Exercise:
Wherever a line in the data below holds "JSON", copy that line.

==== Records shown

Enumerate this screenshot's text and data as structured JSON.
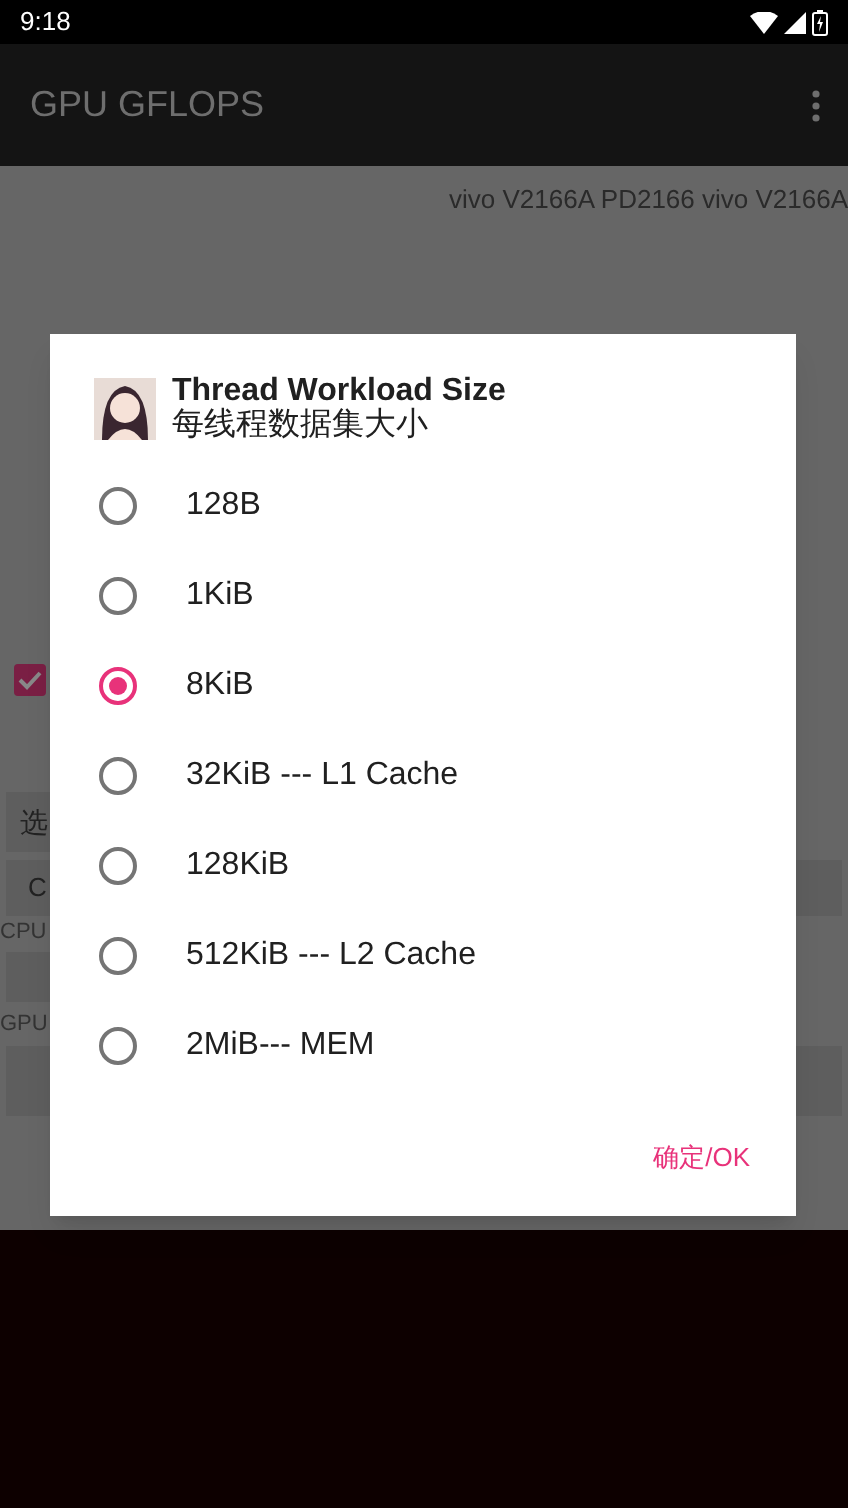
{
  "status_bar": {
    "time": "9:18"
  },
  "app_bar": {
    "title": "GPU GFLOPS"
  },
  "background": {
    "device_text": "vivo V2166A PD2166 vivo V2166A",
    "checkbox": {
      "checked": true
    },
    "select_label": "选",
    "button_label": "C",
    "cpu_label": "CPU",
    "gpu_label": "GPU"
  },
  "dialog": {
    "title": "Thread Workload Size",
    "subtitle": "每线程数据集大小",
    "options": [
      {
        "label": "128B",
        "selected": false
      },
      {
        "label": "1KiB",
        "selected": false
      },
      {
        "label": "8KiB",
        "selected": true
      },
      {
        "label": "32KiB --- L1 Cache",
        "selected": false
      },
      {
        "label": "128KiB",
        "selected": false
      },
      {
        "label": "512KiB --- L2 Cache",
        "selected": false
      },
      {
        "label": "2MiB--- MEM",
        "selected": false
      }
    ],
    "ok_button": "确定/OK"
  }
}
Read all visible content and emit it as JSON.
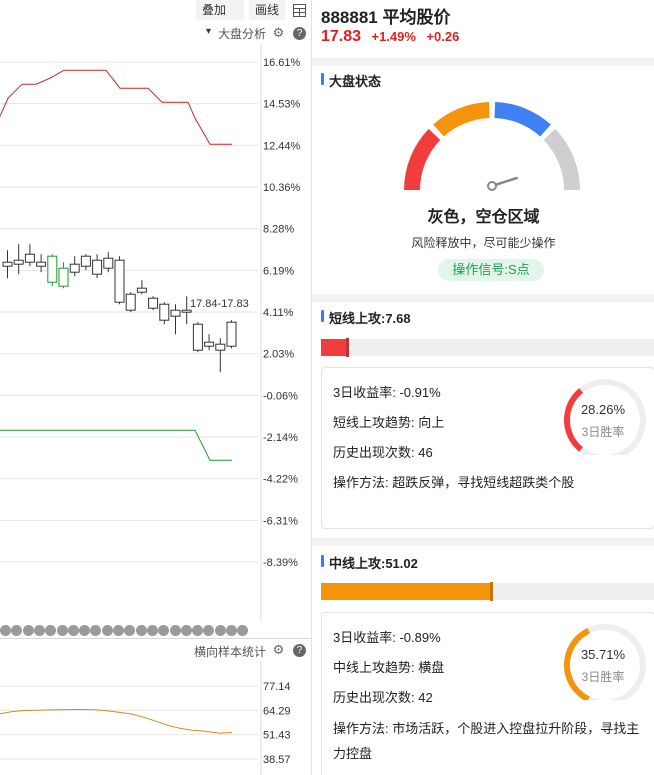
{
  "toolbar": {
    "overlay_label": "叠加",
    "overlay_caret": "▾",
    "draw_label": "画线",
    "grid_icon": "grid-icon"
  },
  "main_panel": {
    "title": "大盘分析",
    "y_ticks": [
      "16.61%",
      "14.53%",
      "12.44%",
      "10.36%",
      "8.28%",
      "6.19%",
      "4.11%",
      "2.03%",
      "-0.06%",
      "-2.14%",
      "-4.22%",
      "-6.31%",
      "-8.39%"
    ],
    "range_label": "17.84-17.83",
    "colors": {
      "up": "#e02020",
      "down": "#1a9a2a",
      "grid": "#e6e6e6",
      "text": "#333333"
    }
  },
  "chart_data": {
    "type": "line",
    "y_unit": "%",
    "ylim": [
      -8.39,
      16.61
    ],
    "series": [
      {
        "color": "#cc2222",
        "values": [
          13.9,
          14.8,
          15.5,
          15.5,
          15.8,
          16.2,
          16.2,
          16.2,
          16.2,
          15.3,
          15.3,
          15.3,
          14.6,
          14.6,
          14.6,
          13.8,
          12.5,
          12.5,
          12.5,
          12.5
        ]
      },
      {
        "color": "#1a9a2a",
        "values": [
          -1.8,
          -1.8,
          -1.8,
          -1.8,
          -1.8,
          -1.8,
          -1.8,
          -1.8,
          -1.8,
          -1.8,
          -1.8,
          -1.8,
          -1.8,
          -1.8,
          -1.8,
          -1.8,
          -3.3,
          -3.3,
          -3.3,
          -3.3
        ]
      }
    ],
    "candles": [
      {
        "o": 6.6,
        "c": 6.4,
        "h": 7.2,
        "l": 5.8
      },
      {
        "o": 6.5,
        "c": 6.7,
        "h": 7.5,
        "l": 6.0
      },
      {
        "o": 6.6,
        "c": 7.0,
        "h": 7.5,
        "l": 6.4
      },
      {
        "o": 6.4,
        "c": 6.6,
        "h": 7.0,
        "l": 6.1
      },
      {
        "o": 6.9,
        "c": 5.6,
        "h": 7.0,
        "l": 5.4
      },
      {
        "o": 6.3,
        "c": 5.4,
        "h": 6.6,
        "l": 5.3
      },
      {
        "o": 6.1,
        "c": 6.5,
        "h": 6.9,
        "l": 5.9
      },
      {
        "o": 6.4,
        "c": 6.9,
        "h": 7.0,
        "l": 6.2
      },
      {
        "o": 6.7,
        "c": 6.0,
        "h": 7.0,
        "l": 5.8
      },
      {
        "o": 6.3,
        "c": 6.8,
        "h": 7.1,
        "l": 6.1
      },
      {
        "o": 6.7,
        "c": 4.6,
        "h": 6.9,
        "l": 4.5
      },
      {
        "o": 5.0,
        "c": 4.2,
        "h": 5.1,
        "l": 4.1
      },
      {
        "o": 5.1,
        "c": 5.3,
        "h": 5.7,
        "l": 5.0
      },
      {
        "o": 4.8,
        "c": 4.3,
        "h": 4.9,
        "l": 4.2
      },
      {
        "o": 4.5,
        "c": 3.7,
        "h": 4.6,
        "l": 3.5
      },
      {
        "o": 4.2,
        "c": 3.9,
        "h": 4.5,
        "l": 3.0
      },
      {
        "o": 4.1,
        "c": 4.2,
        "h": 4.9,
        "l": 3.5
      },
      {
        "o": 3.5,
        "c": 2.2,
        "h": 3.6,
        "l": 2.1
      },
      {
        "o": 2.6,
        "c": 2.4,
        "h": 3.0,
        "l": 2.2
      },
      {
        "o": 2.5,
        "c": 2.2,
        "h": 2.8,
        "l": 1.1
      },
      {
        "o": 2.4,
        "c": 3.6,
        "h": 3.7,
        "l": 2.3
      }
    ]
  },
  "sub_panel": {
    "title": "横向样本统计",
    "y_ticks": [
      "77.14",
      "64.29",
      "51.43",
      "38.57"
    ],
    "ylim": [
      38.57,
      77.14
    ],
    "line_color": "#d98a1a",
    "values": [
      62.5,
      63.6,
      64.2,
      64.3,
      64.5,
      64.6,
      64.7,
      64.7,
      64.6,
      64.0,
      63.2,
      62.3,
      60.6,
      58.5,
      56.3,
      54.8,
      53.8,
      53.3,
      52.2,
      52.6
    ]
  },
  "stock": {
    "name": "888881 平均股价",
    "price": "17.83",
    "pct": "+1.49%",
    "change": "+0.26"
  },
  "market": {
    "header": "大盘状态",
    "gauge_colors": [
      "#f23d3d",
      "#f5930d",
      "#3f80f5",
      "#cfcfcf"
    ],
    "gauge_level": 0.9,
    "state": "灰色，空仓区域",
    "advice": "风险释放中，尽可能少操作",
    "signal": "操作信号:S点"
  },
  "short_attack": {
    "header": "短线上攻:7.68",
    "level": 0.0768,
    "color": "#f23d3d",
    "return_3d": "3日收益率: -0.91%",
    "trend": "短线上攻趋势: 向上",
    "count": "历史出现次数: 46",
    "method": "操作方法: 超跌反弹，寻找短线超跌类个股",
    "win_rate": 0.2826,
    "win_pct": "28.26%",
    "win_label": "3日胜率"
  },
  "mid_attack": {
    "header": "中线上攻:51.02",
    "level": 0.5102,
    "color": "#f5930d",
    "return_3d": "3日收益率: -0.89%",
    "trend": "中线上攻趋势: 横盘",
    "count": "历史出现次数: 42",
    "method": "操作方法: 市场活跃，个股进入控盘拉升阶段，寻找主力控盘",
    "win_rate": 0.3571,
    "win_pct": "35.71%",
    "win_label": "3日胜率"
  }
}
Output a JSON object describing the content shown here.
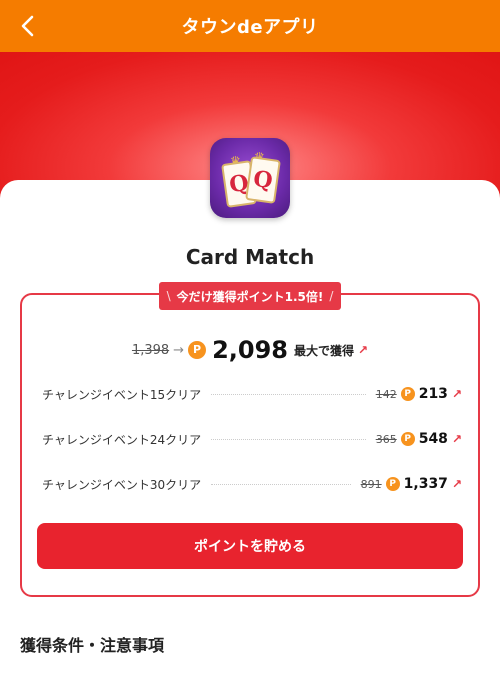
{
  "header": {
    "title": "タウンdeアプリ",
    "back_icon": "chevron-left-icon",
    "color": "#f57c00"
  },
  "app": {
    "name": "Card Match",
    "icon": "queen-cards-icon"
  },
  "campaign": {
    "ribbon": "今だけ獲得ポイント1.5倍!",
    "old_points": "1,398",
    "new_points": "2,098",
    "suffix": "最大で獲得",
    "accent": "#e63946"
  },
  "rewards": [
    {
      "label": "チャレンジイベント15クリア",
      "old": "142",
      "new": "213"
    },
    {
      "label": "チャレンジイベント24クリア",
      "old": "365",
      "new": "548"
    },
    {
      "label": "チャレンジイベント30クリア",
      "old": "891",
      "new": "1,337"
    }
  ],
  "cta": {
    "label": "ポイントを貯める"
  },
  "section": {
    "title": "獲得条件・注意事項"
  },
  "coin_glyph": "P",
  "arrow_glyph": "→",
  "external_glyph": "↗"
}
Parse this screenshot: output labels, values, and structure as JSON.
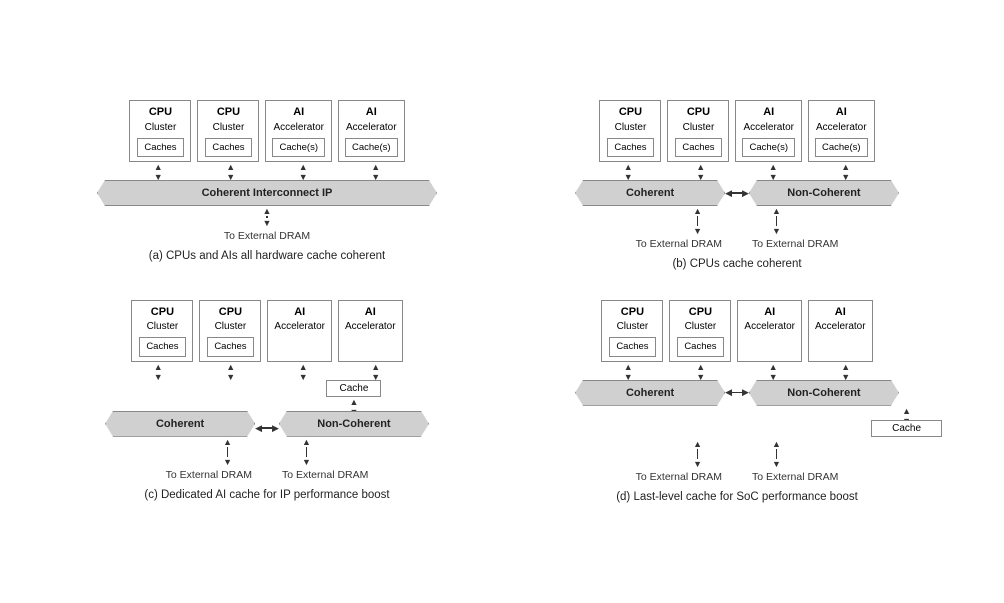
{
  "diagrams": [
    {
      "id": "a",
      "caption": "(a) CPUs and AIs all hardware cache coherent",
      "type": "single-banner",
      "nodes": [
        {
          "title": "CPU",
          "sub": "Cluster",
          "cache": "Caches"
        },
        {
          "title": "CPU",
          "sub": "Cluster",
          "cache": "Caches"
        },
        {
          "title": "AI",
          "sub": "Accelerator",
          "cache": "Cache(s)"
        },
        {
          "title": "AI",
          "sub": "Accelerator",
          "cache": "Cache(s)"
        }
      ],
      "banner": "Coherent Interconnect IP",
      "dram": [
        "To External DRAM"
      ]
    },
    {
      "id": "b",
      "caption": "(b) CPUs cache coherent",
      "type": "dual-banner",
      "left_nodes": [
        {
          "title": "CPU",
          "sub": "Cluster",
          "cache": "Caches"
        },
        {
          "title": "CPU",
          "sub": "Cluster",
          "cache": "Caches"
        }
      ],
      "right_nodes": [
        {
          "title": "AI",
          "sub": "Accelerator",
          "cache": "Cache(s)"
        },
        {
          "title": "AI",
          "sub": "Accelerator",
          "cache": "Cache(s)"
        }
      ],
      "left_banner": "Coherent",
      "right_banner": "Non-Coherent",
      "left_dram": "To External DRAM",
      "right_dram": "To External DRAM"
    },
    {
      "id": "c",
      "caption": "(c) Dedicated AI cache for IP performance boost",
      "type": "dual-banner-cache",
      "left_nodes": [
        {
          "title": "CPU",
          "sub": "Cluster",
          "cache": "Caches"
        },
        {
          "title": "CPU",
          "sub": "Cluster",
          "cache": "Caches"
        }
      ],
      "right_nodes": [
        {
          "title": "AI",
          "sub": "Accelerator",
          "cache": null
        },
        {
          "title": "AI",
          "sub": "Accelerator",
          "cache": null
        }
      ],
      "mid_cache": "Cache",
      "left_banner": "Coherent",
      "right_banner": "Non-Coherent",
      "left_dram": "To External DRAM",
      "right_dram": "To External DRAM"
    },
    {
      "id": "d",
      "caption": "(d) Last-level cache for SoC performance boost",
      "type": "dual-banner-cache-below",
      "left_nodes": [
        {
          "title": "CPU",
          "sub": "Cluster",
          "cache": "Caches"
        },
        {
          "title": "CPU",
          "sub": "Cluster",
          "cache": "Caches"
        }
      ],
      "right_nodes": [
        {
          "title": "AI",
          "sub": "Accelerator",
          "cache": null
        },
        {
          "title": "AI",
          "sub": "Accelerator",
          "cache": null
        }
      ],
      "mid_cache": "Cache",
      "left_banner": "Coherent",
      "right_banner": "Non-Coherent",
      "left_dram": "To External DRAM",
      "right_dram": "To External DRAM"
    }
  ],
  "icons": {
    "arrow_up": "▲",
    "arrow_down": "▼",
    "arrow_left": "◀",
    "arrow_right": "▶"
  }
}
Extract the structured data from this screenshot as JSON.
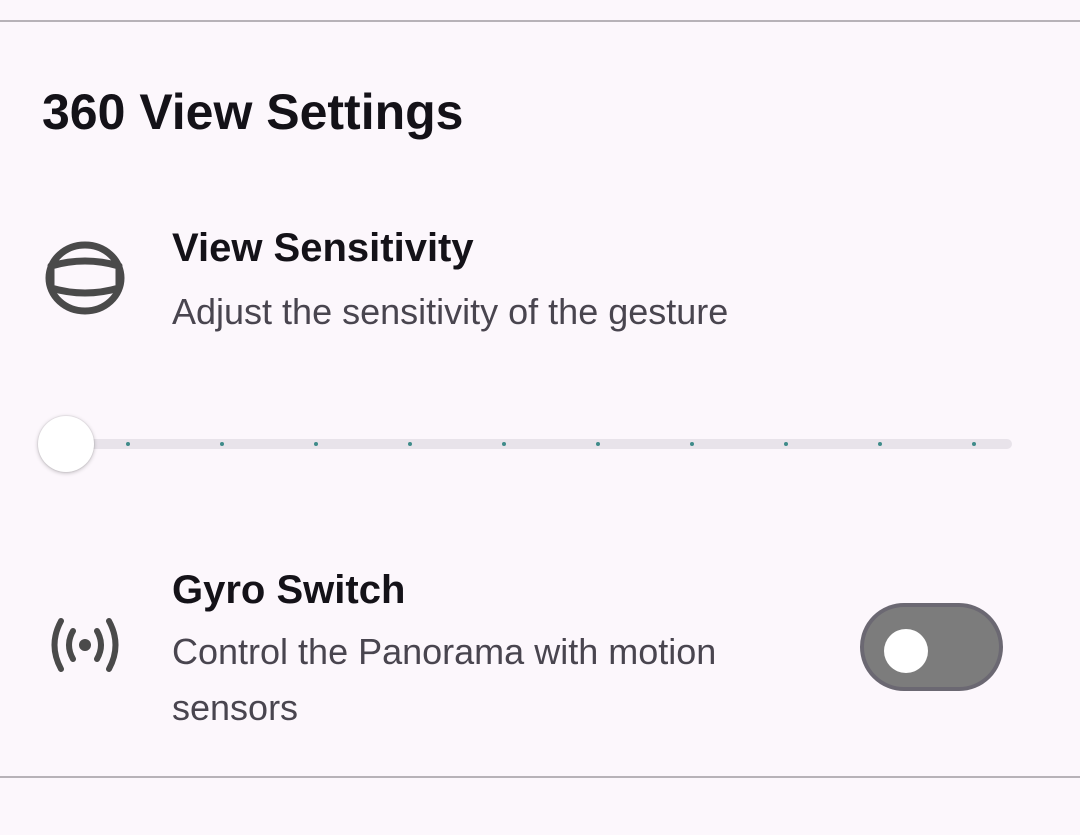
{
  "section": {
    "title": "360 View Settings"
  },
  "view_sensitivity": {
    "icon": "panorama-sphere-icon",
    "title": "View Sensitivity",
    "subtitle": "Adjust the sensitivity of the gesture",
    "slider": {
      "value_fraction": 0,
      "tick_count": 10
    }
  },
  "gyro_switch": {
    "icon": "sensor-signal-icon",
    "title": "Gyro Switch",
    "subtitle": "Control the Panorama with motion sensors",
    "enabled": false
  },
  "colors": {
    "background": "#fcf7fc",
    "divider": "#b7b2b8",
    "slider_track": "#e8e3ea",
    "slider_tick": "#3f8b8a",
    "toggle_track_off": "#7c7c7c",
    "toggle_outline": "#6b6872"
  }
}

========

Expected answer:
Enumerate this screenshot's text and data as structured JSON.
Read all visible content and emit it as JSON.
Output a JSON object describing the content shown here.
Parse this screenshot: output labels, values, and structure as JSON.
Extract the structured data from this screenshot as JSON.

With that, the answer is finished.